Collection entries:
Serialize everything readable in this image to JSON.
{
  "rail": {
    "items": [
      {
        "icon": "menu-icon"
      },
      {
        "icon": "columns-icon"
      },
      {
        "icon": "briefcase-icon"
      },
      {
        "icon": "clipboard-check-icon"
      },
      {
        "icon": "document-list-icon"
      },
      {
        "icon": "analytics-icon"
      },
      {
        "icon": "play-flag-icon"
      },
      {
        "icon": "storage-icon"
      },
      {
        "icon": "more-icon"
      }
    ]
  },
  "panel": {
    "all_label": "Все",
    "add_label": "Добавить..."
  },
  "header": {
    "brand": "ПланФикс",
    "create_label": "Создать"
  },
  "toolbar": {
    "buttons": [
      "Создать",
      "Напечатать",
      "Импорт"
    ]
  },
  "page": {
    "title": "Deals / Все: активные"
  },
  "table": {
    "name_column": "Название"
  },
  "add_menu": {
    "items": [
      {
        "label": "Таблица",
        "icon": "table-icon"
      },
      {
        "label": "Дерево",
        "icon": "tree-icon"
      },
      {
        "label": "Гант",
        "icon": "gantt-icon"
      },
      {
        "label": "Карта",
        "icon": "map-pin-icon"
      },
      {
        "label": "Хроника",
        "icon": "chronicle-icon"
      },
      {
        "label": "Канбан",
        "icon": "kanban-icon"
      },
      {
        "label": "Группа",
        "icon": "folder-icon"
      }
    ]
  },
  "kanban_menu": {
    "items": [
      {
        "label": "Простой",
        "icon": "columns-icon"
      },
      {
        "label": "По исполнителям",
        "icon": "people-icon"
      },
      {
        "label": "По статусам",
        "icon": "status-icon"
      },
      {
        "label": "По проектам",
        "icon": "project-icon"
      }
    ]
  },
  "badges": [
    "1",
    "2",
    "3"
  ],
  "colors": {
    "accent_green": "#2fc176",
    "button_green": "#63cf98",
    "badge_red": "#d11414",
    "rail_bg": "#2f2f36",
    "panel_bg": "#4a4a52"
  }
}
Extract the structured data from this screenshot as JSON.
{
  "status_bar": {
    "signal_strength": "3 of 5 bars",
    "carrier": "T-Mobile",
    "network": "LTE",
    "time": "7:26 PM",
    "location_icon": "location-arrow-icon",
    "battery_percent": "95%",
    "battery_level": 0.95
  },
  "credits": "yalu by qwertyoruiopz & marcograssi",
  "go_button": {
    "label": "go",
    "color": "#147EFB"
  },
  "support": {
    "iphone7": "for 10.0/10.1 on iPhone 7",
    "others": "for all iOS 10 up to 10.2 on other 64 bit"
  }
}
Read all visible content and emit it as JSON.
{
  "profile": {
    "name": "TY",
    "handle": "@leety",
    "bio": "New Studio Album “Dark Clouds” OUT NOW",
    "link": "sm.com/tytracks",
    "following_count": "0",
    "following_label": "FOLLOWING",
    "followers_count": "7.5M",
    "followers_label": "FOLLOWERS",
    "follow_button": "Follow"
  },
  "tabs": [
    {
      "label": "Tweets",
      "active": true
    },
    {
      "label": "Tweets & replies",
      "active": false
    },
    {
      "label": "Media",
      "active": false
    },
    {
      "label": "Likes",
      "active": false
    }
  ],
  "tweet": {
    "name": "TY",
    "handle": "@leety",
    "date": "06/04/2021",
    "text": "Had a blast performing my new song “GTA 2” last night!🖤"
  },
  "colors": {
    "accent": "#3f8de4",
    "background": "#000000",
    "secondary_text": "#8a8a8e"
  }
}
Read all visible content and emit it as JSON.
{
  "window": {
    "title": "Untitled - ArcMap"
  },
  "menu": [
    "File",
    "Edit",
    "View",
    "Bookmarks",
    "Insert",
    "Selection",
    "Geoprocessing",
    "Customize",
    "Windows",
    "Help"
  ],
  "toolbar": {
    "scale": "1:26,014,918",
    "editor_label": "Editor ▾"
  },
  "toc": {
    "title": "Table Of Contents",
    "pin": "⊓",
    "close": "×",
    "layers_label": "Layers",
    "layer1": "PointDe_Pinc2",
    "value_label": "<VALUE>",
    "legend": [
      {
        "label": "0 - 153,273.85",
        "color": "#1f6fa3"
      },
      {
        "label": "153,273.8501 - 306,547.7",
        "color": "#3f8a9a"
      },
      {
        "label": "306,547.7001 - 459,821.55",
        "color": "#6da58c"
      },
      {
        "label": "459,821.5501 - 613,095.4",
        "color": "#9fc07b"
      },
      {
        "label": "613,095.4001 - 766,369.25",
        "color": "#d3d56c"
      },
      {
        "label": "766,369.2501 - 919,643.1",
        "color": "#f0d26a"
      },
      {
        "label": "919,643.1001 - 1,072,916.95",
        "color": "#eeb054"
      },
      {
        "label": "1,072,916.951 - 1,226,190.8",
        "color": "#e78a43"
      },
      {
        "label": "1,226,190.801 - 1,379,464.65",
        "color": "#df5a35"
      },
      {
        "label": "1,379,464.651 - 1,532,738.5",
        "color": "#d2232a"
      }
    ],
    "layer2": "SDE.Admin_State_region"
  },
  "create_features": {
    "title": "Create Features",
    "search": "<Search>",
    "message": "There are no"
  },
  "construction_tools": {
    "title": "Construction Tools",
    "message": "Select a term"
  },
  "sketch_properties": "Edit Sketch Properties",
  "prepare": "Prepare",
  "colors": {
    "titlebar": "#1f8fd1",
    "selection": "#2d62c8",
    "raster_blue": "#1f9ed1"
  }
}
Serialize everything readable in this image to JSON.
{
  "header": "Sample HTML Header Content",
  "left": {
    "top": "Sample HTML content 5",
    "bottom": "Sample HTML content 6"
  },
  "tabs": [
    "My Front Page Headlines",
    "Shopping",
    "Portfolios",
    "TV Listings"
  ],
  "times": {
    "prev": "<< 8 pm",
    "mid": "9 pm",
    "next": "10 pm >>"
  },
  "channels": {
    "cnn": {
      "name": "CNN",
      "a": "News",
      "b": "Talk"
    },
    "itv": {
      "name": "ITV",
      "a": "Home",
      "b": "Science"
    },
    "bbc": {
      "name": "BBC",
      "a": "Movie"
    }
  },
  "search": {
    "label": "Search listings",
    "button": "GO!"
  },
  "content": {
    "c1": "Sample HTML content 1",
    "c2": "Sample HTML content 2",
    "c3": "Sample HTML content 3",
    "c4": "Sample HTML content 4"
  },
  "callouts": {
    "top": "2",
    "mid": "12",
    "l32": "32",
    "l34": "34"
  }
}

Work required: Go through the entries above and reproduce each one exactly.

Task output:
Serialize everything readable in this image to JSON.
{
  "rail": {
    "items": [
      {
        "icon": "menu-icon"
      },
      {
        "icon": "columns-icon"
      },
      {
        "icon": "briefcase-icon"
      },
      {
        "icon": "clipboard-check-icon"
      },
      {
        "icon": "document-list-icon"
      },
      {
        "icon": "analytics-icon"
      },
      {
        "icon": "play-flag-icon"
      },
      {
        "icon": "storage-icon"
      },
      {
        "icon": "more-icon"
      }
    ]
  },
  "panel": {
    "all_label": "Все",
    "add_label": "Добавить..."
  },
  "header": {
    "brand": "ПланФикс",
    "create_label": "Создать"
  },
  "toolbar": {
    "buttons": [
      "Создать",
      "Напечатать",
      "Импорт"
    ]
  },
  "page": {
    "title": "Deals / Все: активные"
  },
  "table": {
    "name_column": "Название"
  },
  "add_menu": {
    "items": [
      {
        "label": "Таблица",
        "icon": "table-icon"
      },
      {
        "label": "Дерево",
        "icon": "tree-icon"
      },
      {
        "label": "Гант",
        "icon": "gantt-icon"
      },
      {
        "label": "Карта",
        "icon": "map-pin-icon"
      },
      {
        "label": "Хроника",
        "icon": "chronicle-icon"
      },
      {
        "label": "Канбан",
        "icon": "kanban-icon"
      },
      {
        "label": "Группа",
        "icon": "folder-icon"
      }
    ]
  },
  "kanban_menu": {
    "items": [
      {
        "label": "Простой",
        "icon": "columns-icon"
      },
      {
        "label": "По исполнителям",
        "icon": "people-icon"
      },
      {
        "label": "По статусам",
        "icon": "status-icon"
      },
      {
        "label": "По проектам",
        "icon": "project-icon"
      }
    ]
  },
  "badges": [
    "1",
    "2",
    "3"
  ],
  "colors": {
    "accent_green": "#2fc176",
    "button_green": "#63cf98",
    "badge_red": "#d11414",
    "rail_bg": "#2f2f36",
    "panel_bg": "#4a4a52"
  }
}
Extract the structured data from this screenshot as JSON.
{
  "status_bar": {
    "signal_strength": "3 of 5 bars",
    "carrier": "T-Mobile",
    "network": "LTE",
    "time": "7:26 PM",
    "location_icon": "location-arrow-icon",
    "battery_percent": "95%",
    "battery_level": 0.95
  },
  "credits": "yalu by qwertyoruiopz & marcograssi",
  "go_button": {
    "label": "go",
    "color": "#147EFB"
  },
  "support": {
    "iphone7": "for 10.0/10.1 on iPhone 7",
    "others": "for all iOS 10 up to 10.2 on other 64 bit"
  }
}
Read all visible content and emit it as JSON.
{
  "profile": {
    "name": "TY",
    "handle": "@leety",
    "bio": "New Studio Album “Dark Clouds” OUT NOW",
    "link": "sm.com/tytracks",
    "following_count": "0",
    "following_label": "FOLLOWING",
    "followers_count": "7.5M",
    "followers_label": "FOLLOWERS",
    "follow_button": "Follow"
  },
  "tabs": [
    {
      "label": "Tweets",
      "active": true
    },
    {
      "label": "Tweets & replies",
      "active": false
    },
    {
      "label": "Media",
      "active": false
    },
    {
      "label": "Likes",
      "active": false
    }
  ],
  "tweet": {
    "name": "TY",
    "handle": "@leety",
    "date": "06/04/2021",
    "text": "Had a blast performing my new song “GTA 2” last night!🖤"
  },
  "colors": {
    "accent": "#3f8de4",
    "background": "#000000",
    "secondary_text": "#8a8a8e"
  }
}
Read all visible content and emit it as JSON.
{
  "window": {
    "title": "Untitled - ArcMap"
  },
  "menu": [
    "File",
    "Edit",
    "View",
    "Bookmarks",
    "Insert",
    "Selection",
    "Geoprocessing",
    "Customize",
    "Windows",
    "Help"
  ],
  "toolbar": {
    "scale": "1:26,014,918",
    "editor_label": "Editor ▾"
  },
  "toc": {
    "title": "Table Of Contents",
    "pin": "⊓",
    "close": "×",
    "layers_label": "Layers",
    "layer1": "PointDe_Pinc2",
    "value_label": "<VALUE>",
    "legend": [
      {
        "label": "0 - 153,273.85",
        "color": "#1f6fa3"
      },
      {
        "label": "153,273.8501 - 306,547.7",
        "color": "#3f8a9a"
      },
      {
        "label": "306,547.7001 - 459,821.55",
        "color": "#6da58c"
      },
      {
        "label": "459,821.5501 - 613,095.4",
        "color": "#9fc07b"
      },
      {
        "label": "613,095.4001 - 766,369.25",
        "color": "#d3d56c"
      },
      {
        "label": "766,369.2501 - 919,643.1",
        "color": "#f0d26a"
      },
      {
        "label": "919,643.1001 - 1,072,916.95",
        "color": "#eeb054"
      },
      {
        "label": "1,072,916.951 - 1,226,190.8",
        "color": "#e78a43"
      },
      {
        "label": "1,226,190.801 - 1,379,464.65",
        "color": "#df5a35"
      },
      {
        "label": "1,379,464.651 - 1,532,738.5",
        "color": "#d2232a"
      }
    ],
    "layer2": "SDE.Admin_State_region"
  },
  "create_features": {
    "title": "Create Features",
    "search": "<Search>",
    "message": "There are no"
  },
  "construction_tools": {
    "title": "Construction Tools",
    "message": "Select a term"
  },
  "sketch_properties": "Edit Sketch Properties",
  "prepare": "Prepare",
  "colors": {
    "titlebar": "#1f8fd1",
    "selection": "#2d62c8",
    "raster_blue": "#1f9ed1"
  }
}
Serialize everything readable in this image to JSON.
{
  "header": "Sample HTML Header Content",
  "left": {
    "top": "Sample HTML content 5",
    "bottom": "Sample HTML content 6"
  },
  "tabs": [
    "My Front Page Headlines",
    "Shopping",
    "Portfolios",
    "TV Listings"
  ],
  "times": {
    "prev": "<< 8 pm",
    "mid": "9 pm",
    "next": "10 pm >>"
  },
  "channels": {
    "cnn": {
      "name": "CNN",
      "a": "News",
      "b": "Talk"
    },
    "itv": {
      "name": "ITV",
      "a": "Home",
      "b": "Science"
    },
    "bbc": {
      "name": "BBC",
      "a": "Movie"
    }
  },
  "search": {
    "label": "Search listings",
    "button": "GO!"
  },
  "content": {
    "c1": "Sample HTML content 1",
    "c2": "Sample HTML content 2",
    "c3": "Sample HTML content 3",
    "c4": "Sample HTML content 4"
  },
  "callouts": {
    "top": "2",
    "mid": "12",
    "l32": "32",
    "l34": "34"
  }
}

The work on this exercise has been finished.